When the fallout from failed intellectual-property litigation collides with bankruptcy, the complexities may be dizzying enough, but when the emerging practices and imperatives of litigation financing are imposed on those complexities, the situation might be likened to three-dimensional chess. But in the court of one veteran bankruptcy judge, the complexities were penetrated to reveal that elementary errors and oversights can have decisive effects.
The debtors in the Chapter 7 case in the Northern District of California (“Debtors”) had previously engaged in protracted intellectual-property litigation (the “IP Action”) against Qualcomm Inc. using the services of three law firms, and the Debtors lost spectacularly--Qualcomm even obtained a judgment against them for attorneys’ fees of “several million dollars.” The Debtors financed the litigation with two litigation funders to the tune of more than $3 million, securing the loans with their anticipated recoveries in the litigation.
In the bankruptcy case that followed (which began as a Chapter 11 case that was converted to a Chapter 7 case), the trustee asserted malpractice claims against the law firms that had represented the Debtors in the IP Action and settled with two of them, producing a pot of cash. The IP Action having failed to produce a recovery to be the litigation funders’ collateral, they asserted that the proceeds of the Trustee’s malpractice claims against the law firms were also their collateral (and therefore not property of the Chapter 7 estate available for unsecured creditors including, notably, Qualcomm for its attorneys’ fees judgment in the IP Action).
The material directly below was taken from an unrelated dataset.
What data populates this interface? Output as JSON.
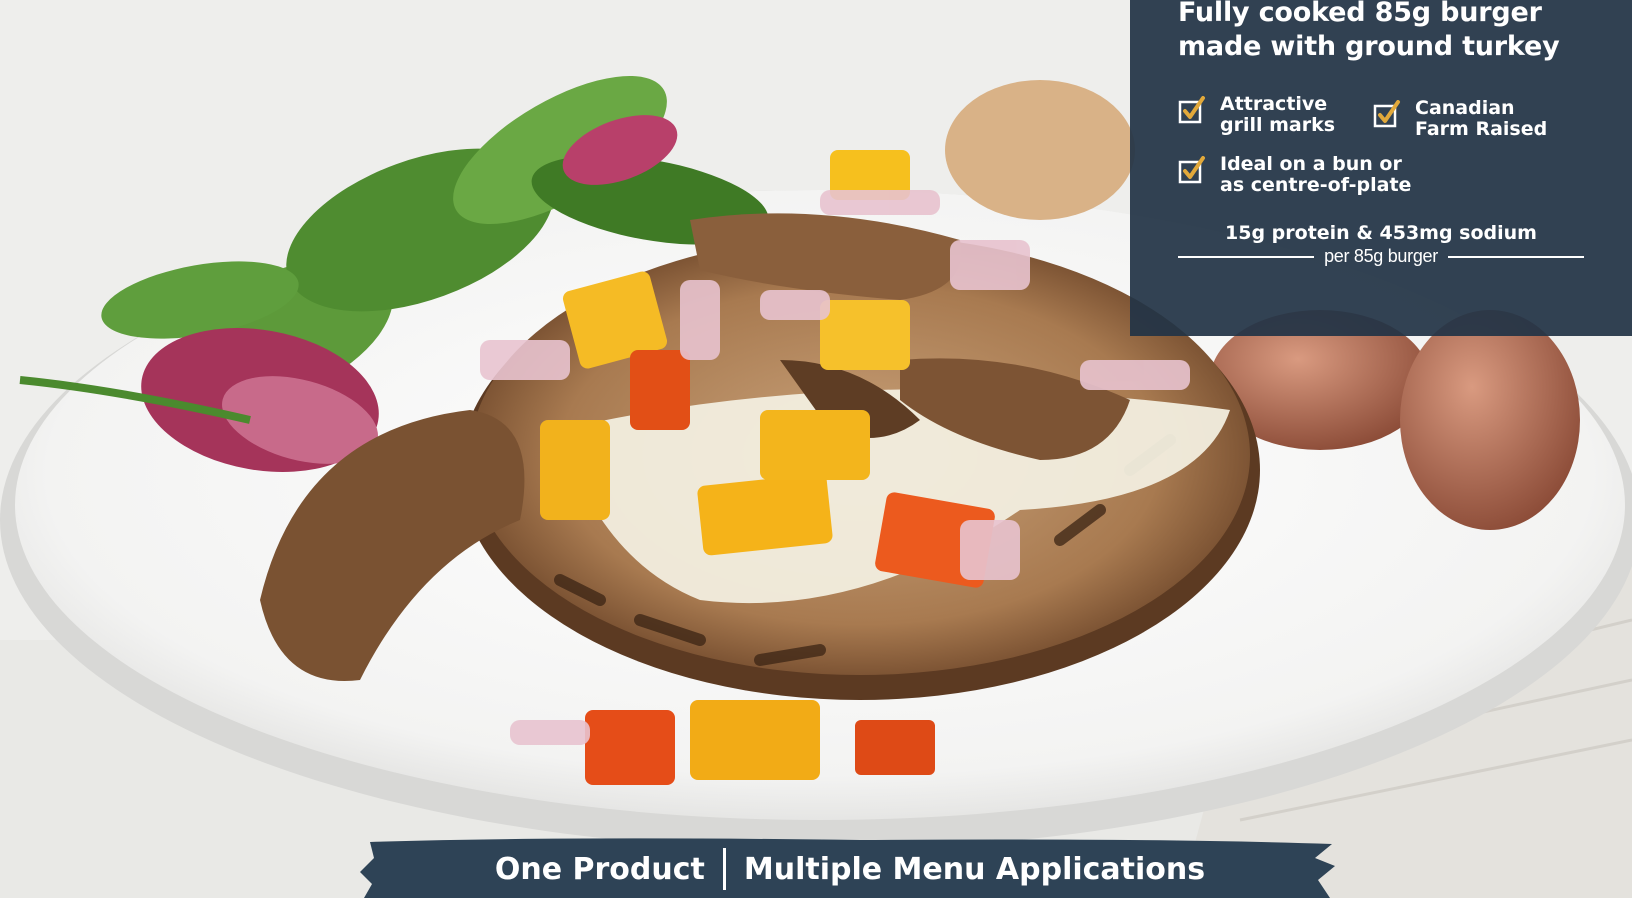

No, said Bankruptcy Judge Dennis Montali. While the collateral description in the litigation funding documents was very broad in terms of form and venue, it could not be stretched to include the proceeds of malpractice claims against the Debtors’ law firms in the IP Action. There was simply no expression, however general, of an intention of the parties to include malpractice claims against the Debtors’ law firms and the proceeds thereof in the collateral. Perhaps an additional dozen or so words would have been sufficient to expand the collateral description beyond the proceeds of the IP Action to also include the proceeds of related malpractice claims. “Were it contemplated in any way that malpractice by any of Debtors’ counsel would be a source of recovery [for the litigation funders], the documents would have reflected that possibility,” but they did not. Business oversight? A lawyer’s drafting error? We don’t know, and it didn’t matter.
Furthermore, if a malpractice claim may be collateral for a debt at all, it must be a “commercial tort claim.” It is elementary in secured transactions law that, while most other types of collateral may be described generally by type in the parties’ security agreement, commercial tort claims must be at least reasonably identified. While there may be fair arguments about how much detail is required to reasonably identify a commercial tort claim, these litigation funding documents were so bereft of any description of the malpractice claims that there was no shred of reasonable identification.
Complex transactions and litigations often require specialized knowledge of arcane areas of law and business, but, as seen so often, neglect of business and legal nuts and bolts can have decisive consequences.